_Task to complete:_ Leave every image behind and restate the data word for word.

_Data section:_
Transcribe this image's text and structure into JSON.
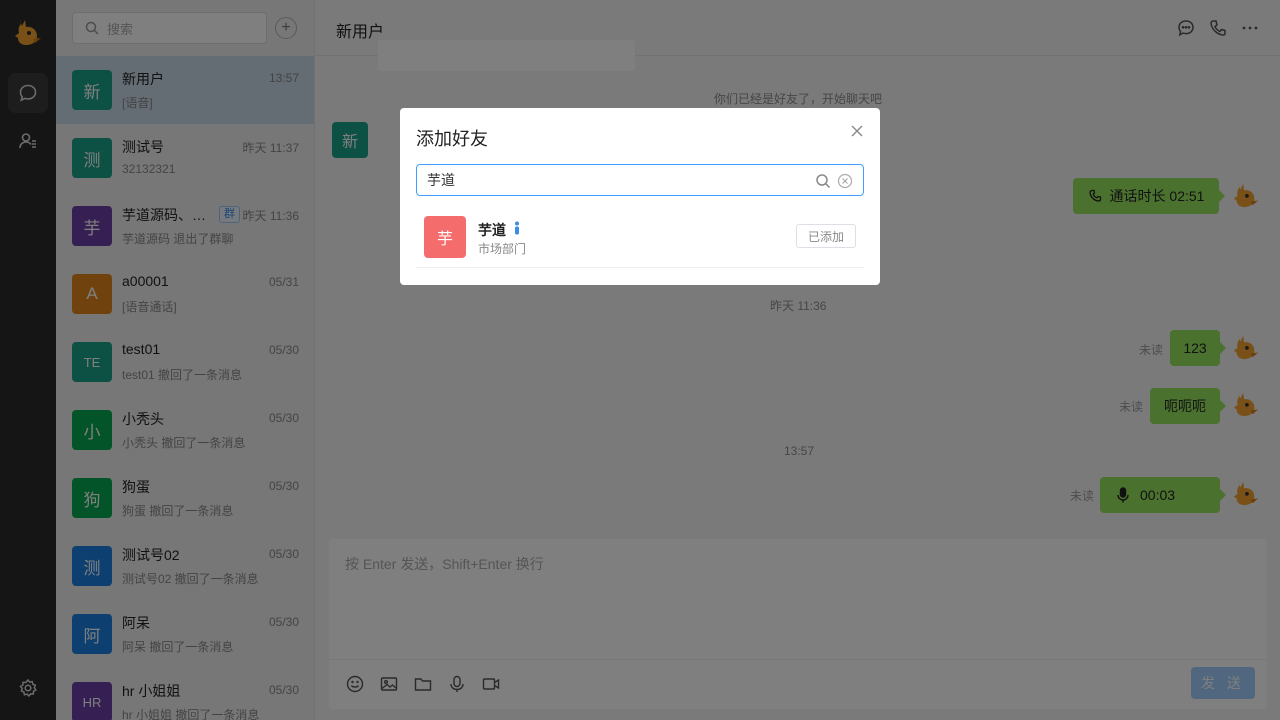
{
  "sidebar": {
    "nav": [
      {
        "name": "chat-nav",
        "icon": "message-bubble-icon",
        "active": true
      },
      {
        "name": "contacts-nav",
        "icon": "add-user-icon",
        "active": false
      }
    ],
    "settings_icon": "gear-icon"
  },
  "conversation_list": {
    "search_placeholder": "搜索",
    "items": [
      {
        "avatar_text": "新",
        "avatar_color": "#1aa089",
        "name": "新用户",
        "time": "13:57",
        "preview": "[语音]",
        "active": true
      },
      {
        "avatar_text": "测",
        "avatar_color": "#1aa089",
        "name": "测试号",
        "time": "昨天 11:37",
        "preview": "32132321"
      },
      {
        "avatar_text": "芋",
        "avatar_color": "#6b3fa6",
        "name": "芋道源码、新用户",
        "tag": "群",
        "time": "昨天 11:36",
        "preview": "芋道源码 退出了群聊"
      },
      {
        "avatar_text": "A",
        "avatar_color": "#e0861d",
        "name": "a00001",
        "time": "05/31",
        "preview": "[语音通话]"
      },
      {
        "avatar_text": "TE",
        "avatar_color": "#1aa089",
        "name": "test01",
        "time": "05/30",
        "preview": "test01 撤回了一条消息"
      },
      {
        "avatar_text": "小",
        "avatar_color": "#07a951",
        "name": "小秃头",
        "time": "05/30",
        "preview": "小秃头 撤回了一条消息"
      },
      {
        "avatar_text": "狗",
        "avatar_color": "#07a951",
        "name": "狗蛋",
        "time": "05/30",
        "preview": "狗蛋 撤回了一条消息"
      },
      {
        "avatar_text": "测",
        "avatar_color": "#1a7fe0",
        "name": "测试号02",
        "time": "05/30",
        "preview": "测试号02 撤回了一条消息"
      },
      {
        "avatar_text": "阿",
        "avatar_color": "#1a7fe0",
        "name": "阿呆",
        "time": "05/30",
        "preview": "阿呆 撤回了一条消息"
      },
      {
        "avatar_text": "HR",
        "avatar_color": "#6b3fa6",
        "name": "hr 小姐姐",
        "time": "05/30",
        "preview": "hr 小姐姐 撤回了一条消息"
      }
    ]
  },
  "chat": {
    "title": "新用户",
    "header_icons": [
      "chat-icon",
      "phone-icon",
      "more-icon"
    ],
    "peer_avatar_text": "新",
    "system_message": "你们已经是好友了，开始聊天吧",
    "call_duration": "通话时长 02:51",
    "timestamps": [
      "昨天 11:36",
      "13:57"
    ],
    "unread_label": "未读",
    "messages": [
      {
        "text": "123"
      },
      {
        "text": "呃呃呃"
      },
      {
        "text": "00:03",
        "type": "voice"
      }
    ],
    "composer_placeholder": "按 Enter 发送，Shift+Enter 换行",
    "toolbar": [
      "emoji-icon",
      "image-icon",
      "folder-icon",
      "microphone-icon",
      "video-icon"
    ],
    "send_label": "发 送"
  },
  "dialog": {
    "title": "添加好友",
    "search_value": "芋道",
    "result": {
      "avatar_text": "芋",
      "avatar_color": "#f56c6c",
      "name": "芋道",
      "department": "市场部门",
      "button_label": "已添加"
    }
  },
  "colors": {
    "accent": "#409eff",
    "bubble": "#95e25d",
    "rail": "#2b2b2b"
  }
}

_Response to the exercise:_
Transcribe this image's text and structure into JSON.
{
  "sidebar": {
    "nav": [
      {
        "name": "chat-nav",
        "icon": "message-bubble-icon",
        "active": true
      },
      {
        "name": "contacts-nav",
        "icon": "add-user-icon",
        "active": false
      }
    ],
    "settings_icon": "gear-icon"
  },
  "conversation_list": {
    "search_placeholder": "搜索",
    "items": [
      {
        "avatar_text": "新",
        "avatar_color": "#1aa089",
        "name": "新用户",
        "time": "13:57",
        "preview": "[语音]",
        "active": true
      },
      {
        "avatar_text": "测",
        "avatar_color": "#1aa089",
        "name": "测试号",
        "time": "昨天 11:37",
        "preview": "32132321"
      },
      {
        "avatar_text": "芋",
        "avatar_color": "#6b3fa6",
        "name": "芋道源码、新用户",
        "tag": "群",
        "time": "昨天 11:36",
        "preview": "芋道源码 退出了群聊"
      },
      {
        "avatar_text": "A",
        "avatar_color": "#e0861d",
        "name": "a00001",
        "time": "05/31",
        "preview": "[语音通话]"
      },
      {
        "avatar_text": "TE",
        "avatar_color": "#1aa089",
        "name": "test01",
        "time": "05/30",
        "preview": "test01 撤回了一条消息"
      },
      {
        "avatar_text": "小",
        "avatar_color": "#07a951",
        "name": "小秃头",
        "time": "05/30",
        "preview": "小秃头 撤回了一条消息"
      },
      {
        "avatar_text": "狗",
        "avatar_color": "#07a951",
        "name": "狗蛋",
        "time": "05/30",
        "preview": "狗蛋 撤回了一条消息"
      },
      {
        "avatar_text": "测",
        "avatar_color": "#1a7fe0",
        "name": "测试号02",
        "time": "05/30",
        "preview": "测试号02 撤回了一条消息"
      },
      {
        "avatar_text": "阿",
        "avatar_color": "#1a7fe0",
        "name": "阿呆",
        "time": "05/30",
        "preview": "阿呆 撤回了一条消息"
      },
      {
        "avatar_text": "HR",
        "avatar_color": "#6b3fa6",
        "name": "hr 小姐姐",
        "time": "05/30",
        "preview": "hr 小姐姐 撤回了一条消息"
      }
    ]
  },
  "chat": {
    "title": "新用户",
    "header_icons": [
      "chat-icon",
      "phone-icon",
      "more-icon"
    ],
    "peer_avatar_text": "新",
    "system_message": "你们已经是好友了，开始聊天吧",
    "call_duration": "通话时长 02:51",
    "timestamps": [
      "昨天 11:36",
      "13:57"
    ],
    "unread_label": "未读",
    "messages": [
      {
        "text": "123"
      },
      {
        "text": "呃呃呃"
      },
      {
        "text": "00:03",
        "type": "voice"
      }
    ],
    "composer_placeholder": "按 Enter 发送，Shift+Enter 换行",
    "toolbar": [
      "emoji-icon",
      "image-icon",
      "folder-icon",
      "microphone-icon",
      "video-icon"
    ],
    "send_label": "发 送"
  },
  "dialog": {
    "title": "添加好友",
    "search_value": "芋道",
    "result": {
      "avatar_text": "芋",
      "avatar_color": "#f56c6c",
      "name": "芋道",
      "department": "市场部门",
      "button_label": "已添加"
    }
  },
  "colors": {
    "accent": "#409eff",
    "bubble": "#95e25d",
    "rail": "#2b2b2b"
  }
}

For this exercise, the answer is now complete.